Lucinda Hinsdale was born September 30, 1814 in Hinesburg, VT to Aaron & Lucinda (Mitchell) Hinsdale. Lucinda spent her early years attending the public school, briefly attending a female seminary before finding the academic rigor less than what she desired and at age 13 went to Hinesburg Academy, a boys’ high school. Though she surpassed her male counterparts in the curriculum of Greek, Latin, French, and literature, the gender biases of the time kept her from continuing on to college studies, so at age 15 she became a schoolteacher, which was a common occurrence during that time. Continue reading Lucinda Hinsdale Stone
In September 2016, as part of Birmingham Heritage Week, Sheroes of History organised an event about Birmingham Sheroes at The Library of Birmingham. It was a pleasure to hear Dr Cathy Hunt speak about Julia Varley. Below is a transcript of her talk. [Not to be cited without the author’s permission.]
The woman I am going to talk about this evening was not a native Brummie. She was born in Bradford in 1871, but I think that the fact that there is a blue plaque on the house in which she lived in Bournville for a large part of her adult life, highlighting the work that she did for women’s suffrage and for trade unionism gives her at least honorary Brummie status – and well deserved it is too. Continue reading Julia Varley: champion of the woman worker
In 2007, a member of the United States Senate drafted a resolution to honor the 100th anniversary of the birth of a famous biologist; a woman who had been most at home with her nose in a book or on the shores of the sea. Things didn’t go as planned. Havoc ensued as a senator from Oklahoma mounted an outraged resistance against the woman’s memory. The controversial woman was Rachel Carson.
Carson grew up in Pennsylvania and was born with a gift for words—she talked early and had a story published in a St. Nicholas magazine when she was eleven . Continue reading Rachel Carson and the Paradigm Shift
Sheila Kitzinger was a British natural childbirth advocate who campaigned for women to have more say in their birth choices. She was an anthropologist and author who was referred to as ‘the Birth Mother of the nation’ and the ‘high priestess of natural childbirth.’
Sheila was born in Taunton on 29th March 1929. Her father, Alec, was a tailor, while her mother, Clare, was Sheila’s inspiration – working for a family planning clinic, campaigning for access to birth control and counselling women from the family living room. It was observing her mother fulfil these roles that sowed the seeds of Sheila’s own passion to support expectant and new mothers. She said about her mother, Continue reading Sheila Kitzinger
“I have become deeply convinced that if you are not actively a part of seeking of the solution of women’s rights you are a part of the problem.” June Anderson
As fall is here and the kiddos are back in school, it’s the perfect time to pay tribute to a shero who worked tirelessly to make her campus safer and more accessible for women and non-traditional students.
June Anderson was born in Tipton County, Tennessee in 1926. She received a B.S. in chemistry and biology in 1947, and earned her M.A. in chemistry and English the following year.

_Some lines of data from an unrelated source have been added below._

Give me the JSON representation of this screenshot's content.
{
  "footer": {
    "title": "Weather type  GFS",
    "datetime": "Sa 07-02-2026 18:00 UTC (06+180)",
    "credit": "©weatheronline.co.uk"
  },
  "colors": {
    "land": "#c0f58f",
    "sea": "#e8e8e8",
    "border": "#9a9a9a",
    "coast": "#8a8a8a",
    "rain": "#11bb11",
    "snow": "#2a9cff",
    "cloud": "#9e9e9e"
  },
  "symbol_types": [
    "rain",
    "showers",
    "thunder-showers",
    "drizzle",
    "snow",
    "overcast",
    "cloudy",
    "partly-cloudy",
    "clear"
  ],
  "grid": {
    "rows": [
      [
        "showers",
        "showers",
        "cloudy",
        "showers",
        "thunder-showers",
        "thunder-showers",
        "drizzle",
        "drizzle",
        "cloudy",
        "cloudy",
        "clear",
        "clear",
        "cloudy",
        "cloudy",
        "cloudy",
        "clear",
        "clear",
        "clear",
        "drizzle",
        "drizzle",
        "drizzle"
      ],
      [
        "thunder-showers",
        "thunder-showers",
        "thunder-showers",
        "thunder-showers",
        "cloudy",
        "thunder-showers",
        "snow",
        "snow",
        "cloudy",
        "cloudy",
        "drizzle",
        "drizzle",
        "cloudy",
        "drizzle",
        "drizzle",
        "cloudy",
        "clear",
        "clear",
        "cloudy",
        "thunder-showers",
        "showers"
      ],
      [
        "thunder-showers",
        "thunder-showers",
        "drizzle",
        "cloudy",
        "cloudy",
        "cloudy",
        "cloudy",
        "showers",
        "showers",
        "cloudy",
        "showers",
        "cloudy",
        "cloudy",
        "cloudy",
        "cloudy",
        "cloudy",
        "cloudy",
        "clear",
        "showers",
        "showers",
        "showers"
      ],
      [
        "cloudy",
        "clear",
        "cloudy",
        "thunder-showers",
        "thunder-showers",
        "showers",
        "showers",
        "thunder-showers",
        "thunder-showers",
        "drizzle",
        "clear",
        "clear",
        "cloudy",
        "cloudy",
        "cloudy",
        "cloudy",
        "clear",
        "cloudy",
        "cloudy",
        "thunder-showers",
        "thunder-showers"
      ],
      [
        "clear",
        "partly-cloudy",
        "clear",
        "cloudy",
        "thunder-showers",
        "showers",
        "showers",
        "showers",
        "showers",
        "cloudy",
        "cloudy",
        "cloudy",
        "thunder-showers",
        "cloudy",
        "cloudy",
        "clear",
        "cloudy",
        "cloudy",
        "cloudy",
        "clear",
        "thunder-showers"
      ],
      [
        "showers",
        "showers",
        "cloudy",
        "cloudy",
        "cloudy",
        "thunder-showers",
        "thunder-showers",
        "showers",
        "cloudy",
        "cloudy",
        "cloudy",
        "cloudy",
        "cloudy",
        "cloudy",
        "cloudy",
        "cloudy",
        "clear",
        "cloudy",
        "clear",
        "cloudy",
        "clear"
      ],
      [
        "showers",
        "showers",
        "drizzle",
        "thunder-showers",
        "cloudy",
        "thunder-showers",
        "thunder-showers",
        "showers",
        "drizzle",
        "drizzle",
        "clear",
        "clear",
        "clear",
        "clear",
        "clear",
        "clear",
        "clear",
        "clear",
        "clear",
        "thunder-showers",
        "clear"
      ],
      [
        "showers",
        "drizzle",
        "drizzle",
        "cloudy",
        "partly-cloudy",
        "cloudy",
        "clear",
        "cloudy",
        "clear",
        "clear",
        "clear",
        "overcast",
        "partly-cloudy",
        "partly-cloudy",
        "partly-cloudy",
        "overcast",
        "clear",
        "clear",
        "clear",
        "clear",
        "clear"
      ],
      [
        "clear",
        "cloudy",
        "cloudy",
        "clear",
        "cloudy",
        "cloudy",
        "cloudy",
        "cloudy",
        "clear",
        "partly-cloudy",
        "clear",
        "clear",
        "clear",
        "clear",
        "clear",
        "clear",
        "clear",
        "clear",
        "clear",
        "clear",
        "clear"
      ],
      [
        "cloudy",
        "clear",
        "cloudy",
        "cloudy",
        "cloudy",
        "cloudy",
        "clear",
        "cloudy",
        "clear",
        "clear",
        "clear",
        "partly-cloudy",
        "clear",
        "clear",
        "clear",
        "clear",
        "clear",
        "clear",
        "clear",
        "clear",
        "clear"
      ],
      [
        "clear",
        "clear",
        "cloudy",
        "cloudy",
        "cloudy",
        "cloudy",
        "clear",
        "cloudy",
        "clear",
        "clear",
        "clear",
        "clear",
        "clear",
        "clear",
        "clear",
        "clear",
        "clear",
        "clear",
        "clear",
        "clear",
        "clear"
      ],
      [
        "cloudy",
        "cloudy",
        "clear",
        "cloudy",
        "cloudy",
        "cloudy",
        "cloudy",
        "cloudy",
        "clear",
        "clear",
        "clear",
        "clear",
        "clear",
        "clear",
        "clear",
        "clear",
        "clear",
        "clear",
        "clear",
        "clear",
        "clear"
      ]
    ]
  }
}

She taught high school science for over a decade, and Tennessee honored Anderson’s excellence in teaching with the Distinguished Science Teachers Award in 1957. However, she never lost sight of her own educational goals. In 1954, she received a General Electric Fellowship to complete a second undergraduate degree in physics. Continue reading June Anderson
Born in Nebraska in 1854, Susette, also called Inshata Theumba (Bright Eyes), had French and Native American ancestry. That year the United States government promised the Omaha tribe would keep 300,000 acres of their traditional lands for their reservation. Susette’s father believed the Omaha must accept reservation life to survive. Young Susette learned to read and write English at the reservation missionary school.
But corrupt government agents pocketed tribal funds while doling out shoddy goods and poor food. The Omaha faced hunger and suffering. And they knew, like other tribes, that treaties did not protect them from the threat of removal to Indian Territory, an arid, harsh land in present-day Oklahoma. Continue reading Susette La Flesche; Native American Activist
Annie Dodge Wauneka was a member of the Navajo tribe, who dedicated her life to improving the health & well-being of her people.
Born on the Navajo reservation in Arizona, Annie was the daughter of Navajo leader, Henry Chee Dodge. Her father was wealthy and could speak English; he had acted as a translator between the US government and the Navajo people, and become a successful businessman with a ranch, where Annie and her siblings grew up.
As a girl Annie tended to the sheep on her father’s ranch, which she enjoyed. Like many other young Navajo children, when she was 8 she was sent to the government-run boarding school. Her experience of leaving home and being sent to school led to her campaign later in life for schools to be built much closer to people’s homes across the reservation, so that children did not have to leave their families. Continue reading Annie Dodge Wauneka